> [Data under study]
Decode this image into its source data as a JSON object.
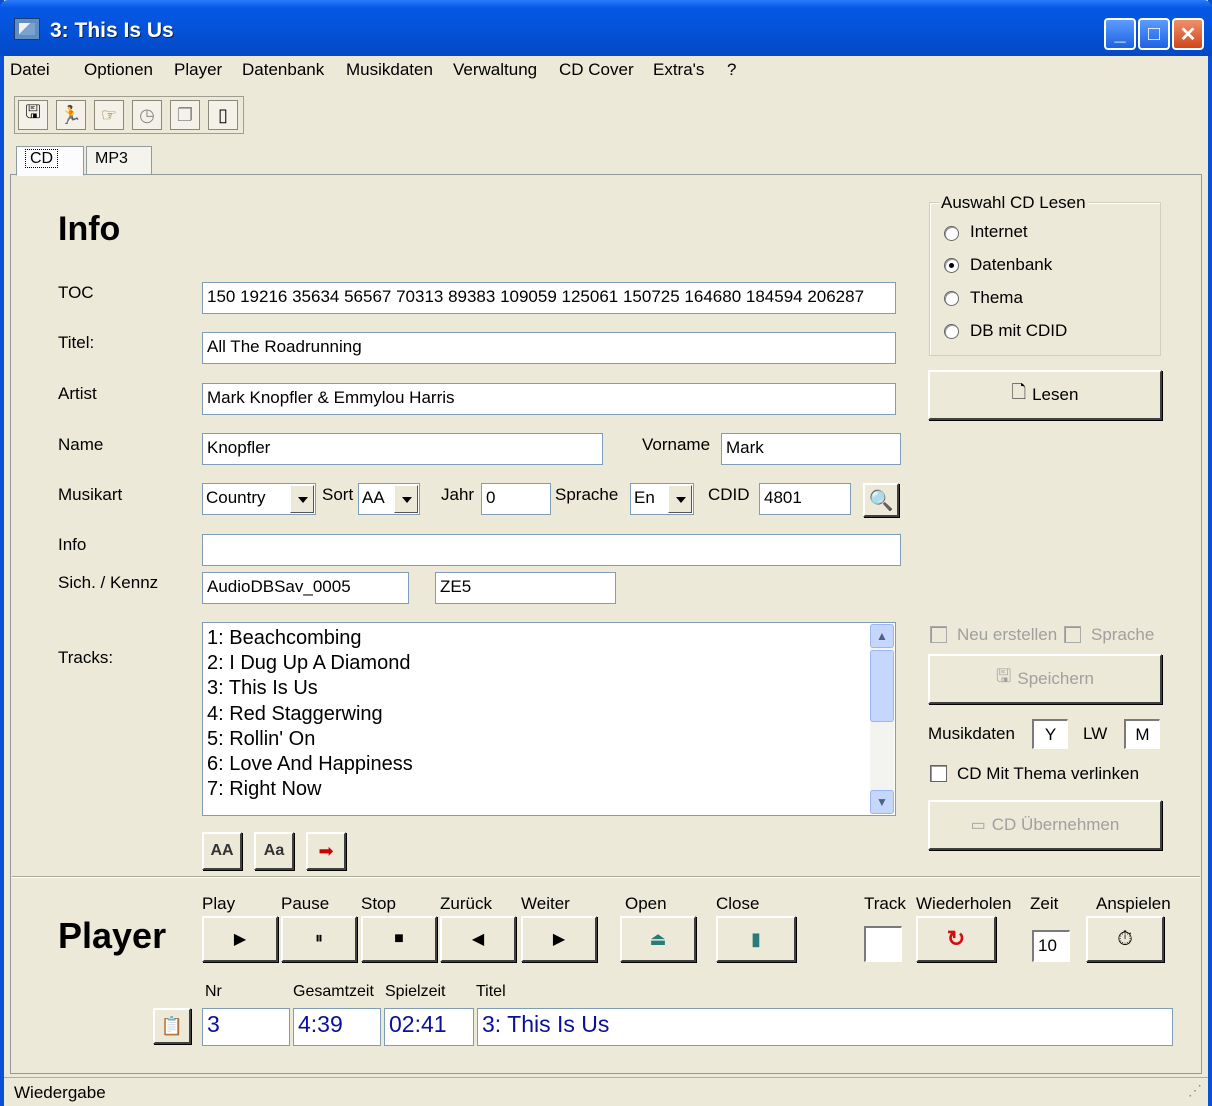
{
  "window": {
    "title": "3: This Is Us"
  },
  "menu": [
    "Datei",
    "Optionen",
    "Player",
    "Datenbank",
    "Musikdaten",
    "Verwaltung",
    "CD Cover",
    "Extra's",
    "?"
  ],
  "toolbar": {
    "icons": [
      "save-disk-icon",
      "run-icon",
      "hand-pointer-icon",
      "clock-icon",
      "copy-pages-icon",
      "device-icon"
    ]
  },
  "tabs": [
    "CD",
    "MP3"
  ],
  "info": {
    "heading": "Info",
    "toc_label": "TOC",
    "toc": "150 19216 35634 56567 70313 89383 109059 125061 150725 164680 184594 206287",
    "titel_label": "Titel:",
    "titel": "All The Roadrunning",
    "artist_label": "Artist",
    "artist": "Mark Knopfler & Emmylou Harris",
    "name_label": "Name",
    "name": "Knopfler",
    "vorname_label": "Vorname",
    "vorname": "Mark",
    "musikart_label": "Musikart",
    "musikart": "Country",
    "sort_label": "Sort",
    "sort": "AA",
    "jahr_label": "Jahr",
    "jahr": "0",
    "sprache_label": "Sprache",
    "sprache": "En",
    "cdid_label": "CDID",
    "cdid": "4801",
    "info_label": "Info",
    "info_value": "",
    "sich_label": "Sich. / Kennz",
    "sich": "AudioDBSav_0005",
    "kennz": "ZE5",
    "tracks_label": "Tracks:",
    "tracks": [
      "1: Beachcombing",
      "2: I Dug Up A Diamond",
      "3: This Is Us",
      "4: Red Staggerwing",
      "5: Rollin' On",
      "6: Love And Happiness",
      "7: Right Now"
    ]
  },
  "auswahl": {
    "title": "Auswahl CD Lesen",
    "options": [
      "Internet",
      "Datenbank",
      "Thema",
      "DB mit CDID"
    ],
    "selected": "Datenbank",
    "lesen_label": "Lesen"
  },
  "right": {
    "neu_erstellen": "Neu erstellen",
    "sprache": "Sprache",
    "speichern": "Speichern",
    "musikdaten_label": "Musikdaten",
    "musikdaten_value": "Y",
    "lw_label": "LW",
    "lw_value": "M",
    "cd_thema": "CD Mit Thema verlinken",
    "cd_uebernehmen": "CD Übernehmen"
  },
  "player": {
    "heading": "Player",
    "buttons": [
      "Play",
      "Pause",
      "Stop",
      "Zurück",
      "Weiter",
      "Open",
      "Close"
    ],
    "track_label": "Track",
    "wiederholen_label": "Wiederholen",
    "zeit_label": "Zeit",
    "zeit_value": "10",
    "anspielen_label": "Anspielen",
    "nr_label": "Nr",
    "gesamtzeit_label": "Gesamtzeit",
    "spielzeit_label": "Spielzeit",
    "titel_label": "Titel",
    "nr": "3",
    "gesamtzeit": "4:39",
    "spielzeit": "02:41",
    "titel": "3: This Is Us"
  },
  "status": "Wiedergabe"
}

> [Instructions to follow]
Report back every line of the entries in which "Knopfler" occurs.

> [Result of this task]
    "artist": "Mark Knopfler & Emmylou Harris",
    "name": "Knopfler",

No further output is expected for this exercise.